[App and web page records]
- Opening Delimiter -

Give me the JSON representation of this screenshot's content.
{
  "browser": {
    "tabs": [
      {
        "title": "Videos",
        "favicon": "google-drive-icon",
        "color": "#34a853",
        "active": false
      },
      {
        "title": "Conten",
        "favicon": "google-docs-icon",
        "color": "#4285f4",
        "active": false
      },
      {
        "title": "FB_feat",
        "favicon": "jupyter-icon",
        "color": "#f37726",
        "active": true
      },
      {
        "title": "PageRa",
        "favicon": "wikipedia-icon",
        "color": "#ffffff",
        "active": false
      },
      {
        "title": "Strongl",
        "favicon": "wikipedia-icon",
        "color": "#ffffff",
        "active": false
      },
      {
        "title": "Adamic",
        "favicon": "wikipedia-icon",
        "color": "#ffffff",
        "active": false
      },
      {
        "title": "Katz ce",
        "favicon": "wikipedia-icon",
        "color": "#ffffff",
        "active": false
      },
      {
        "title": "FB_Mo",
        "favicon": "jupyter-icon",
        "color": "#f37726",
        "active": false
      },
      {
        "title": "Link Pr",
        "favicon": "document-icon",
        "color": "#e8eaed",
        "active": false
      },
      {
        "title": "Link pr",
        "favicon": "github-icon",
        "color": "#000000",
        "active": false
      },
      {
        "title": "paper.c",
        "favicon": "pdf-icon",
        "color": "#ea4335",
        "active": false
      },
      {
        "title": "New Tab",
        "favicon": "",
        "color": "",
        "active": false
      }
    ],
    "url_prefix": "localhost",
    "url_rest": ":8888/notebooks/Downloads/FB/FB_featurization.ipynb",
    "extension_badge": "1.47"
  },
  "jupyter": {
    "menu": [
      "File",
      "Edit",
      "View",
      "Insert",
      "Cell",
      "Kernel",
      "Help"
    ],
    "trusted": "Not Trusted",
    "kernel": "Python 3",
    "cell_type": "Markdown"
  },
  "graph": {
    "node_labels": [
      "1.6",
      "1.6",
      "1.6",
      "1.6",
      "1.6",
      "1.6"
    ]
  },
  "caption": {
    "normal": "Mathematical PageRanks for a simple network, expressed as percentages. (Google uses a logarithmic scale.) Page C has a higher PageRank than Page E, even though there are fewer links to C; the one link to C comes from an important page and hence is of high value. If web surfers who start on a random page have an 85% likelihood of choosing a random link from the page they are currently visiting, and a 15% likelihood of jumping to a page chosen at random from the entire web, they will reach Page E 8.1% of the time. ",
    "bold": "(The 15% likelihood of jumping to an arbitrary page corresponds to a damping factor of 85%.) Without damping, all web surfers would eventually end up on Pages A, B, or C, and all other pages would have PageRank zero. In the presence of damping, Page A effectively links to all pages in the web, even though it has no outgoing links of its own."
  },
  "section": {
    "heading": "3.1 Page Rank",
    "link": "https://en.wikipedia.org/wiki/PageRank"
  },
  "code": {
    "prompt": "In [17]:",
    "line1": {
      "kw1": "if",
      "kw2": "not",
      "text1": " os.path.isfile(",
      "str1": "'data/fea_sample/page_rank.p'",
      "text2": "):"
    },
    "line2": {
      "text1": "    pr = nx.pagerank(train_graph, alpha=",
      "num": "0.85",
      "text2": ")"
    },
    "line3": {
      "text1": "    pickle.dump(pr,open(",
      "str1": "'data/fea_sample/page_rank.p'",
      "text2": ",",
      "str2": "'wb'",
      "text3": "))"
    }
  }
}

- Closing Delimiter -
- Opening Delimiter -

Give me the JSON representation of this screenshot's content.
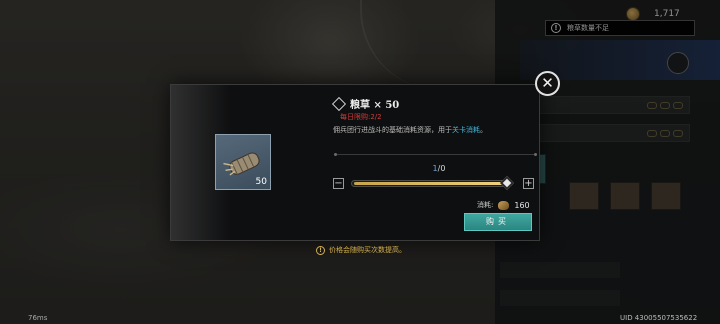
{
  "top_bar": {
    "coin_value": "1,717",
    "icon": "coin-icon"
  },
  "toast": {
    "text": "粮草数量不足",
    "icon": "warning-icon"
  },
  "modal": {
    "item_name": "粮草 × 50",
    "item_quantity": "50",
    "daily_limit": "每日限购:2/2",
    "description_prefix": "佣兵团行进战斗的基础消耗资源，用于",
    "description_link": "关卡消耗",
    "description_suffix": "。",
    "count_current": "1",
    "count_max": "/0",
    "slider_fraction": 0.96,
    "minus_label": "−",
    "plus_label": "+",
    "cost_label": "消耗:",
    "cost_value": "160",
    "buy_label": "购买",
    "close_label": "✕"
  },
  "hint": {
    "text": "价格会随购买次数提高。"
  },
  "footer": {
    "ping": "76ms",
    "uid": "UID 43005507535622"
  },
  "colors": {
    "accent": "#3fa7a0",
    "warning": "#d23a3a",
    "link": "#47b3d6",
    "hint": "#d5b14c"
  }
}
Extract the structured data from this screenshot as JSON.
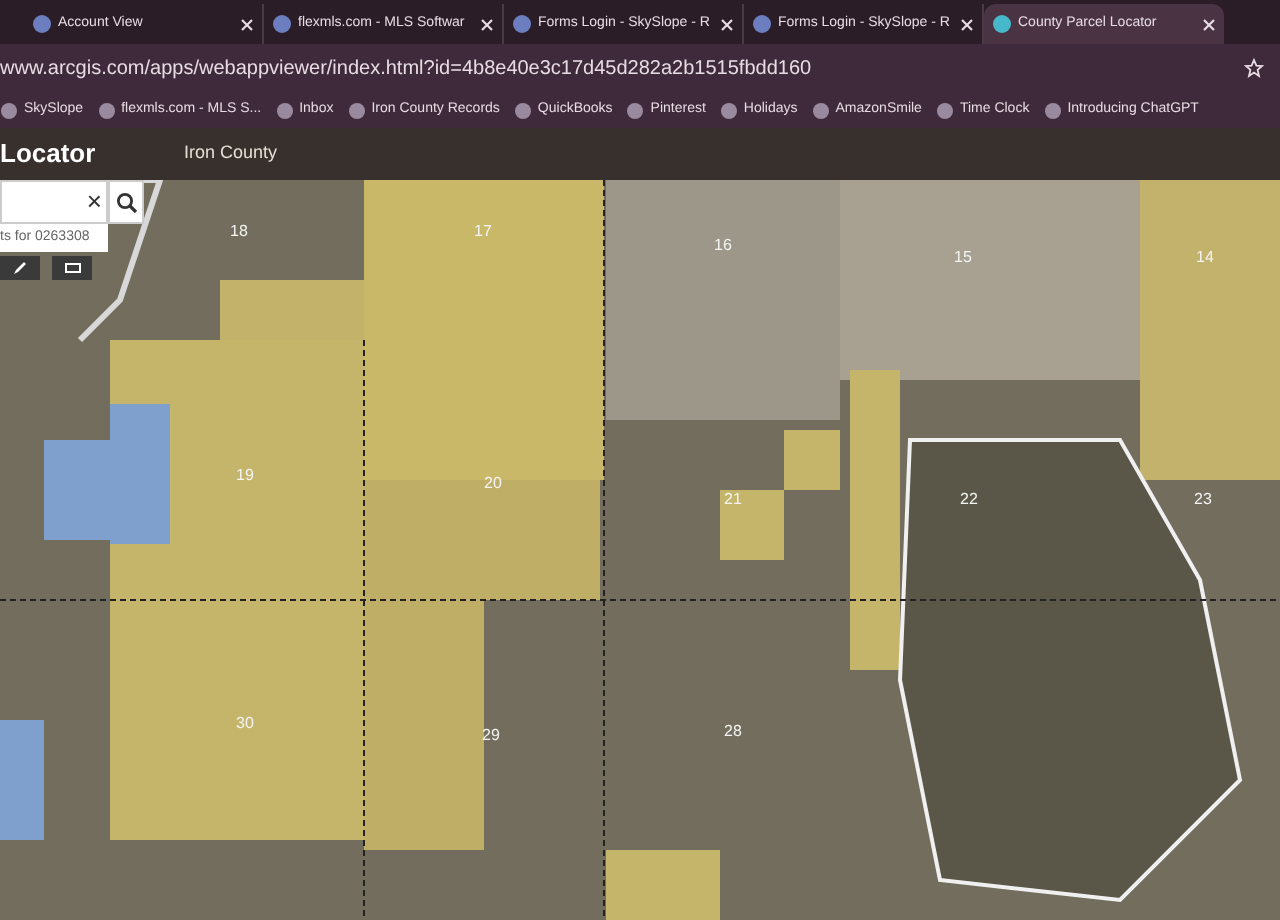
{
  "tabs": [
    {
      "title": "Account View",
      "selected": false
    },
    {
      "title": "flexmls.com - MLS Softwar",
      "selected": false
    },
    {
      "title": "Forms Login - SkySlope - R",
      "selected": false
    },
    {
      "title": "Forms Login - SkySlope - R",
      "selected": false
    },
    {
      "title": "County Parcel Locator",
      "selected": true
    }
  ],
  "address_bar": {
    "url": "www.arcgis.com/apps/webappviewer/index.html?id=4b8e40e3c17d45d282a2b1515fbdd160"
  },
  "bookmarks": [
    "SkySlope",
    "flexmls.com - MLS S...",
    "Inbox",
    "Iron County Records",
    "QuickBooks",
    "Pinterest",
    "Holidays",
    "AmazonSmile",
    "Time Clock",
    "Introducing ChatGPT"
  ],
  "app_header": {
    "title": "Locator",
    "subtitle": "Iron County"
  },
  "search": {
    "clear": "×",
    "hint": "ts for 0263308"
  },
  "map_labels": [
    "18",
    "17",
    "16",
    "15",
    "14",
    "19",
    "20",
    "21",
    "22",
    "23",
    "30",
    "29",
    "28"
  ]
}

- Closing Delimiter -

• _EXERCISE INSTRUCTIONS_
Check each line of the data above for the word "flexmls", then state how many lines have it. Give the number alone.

• _EXERCISE ANSWER_
2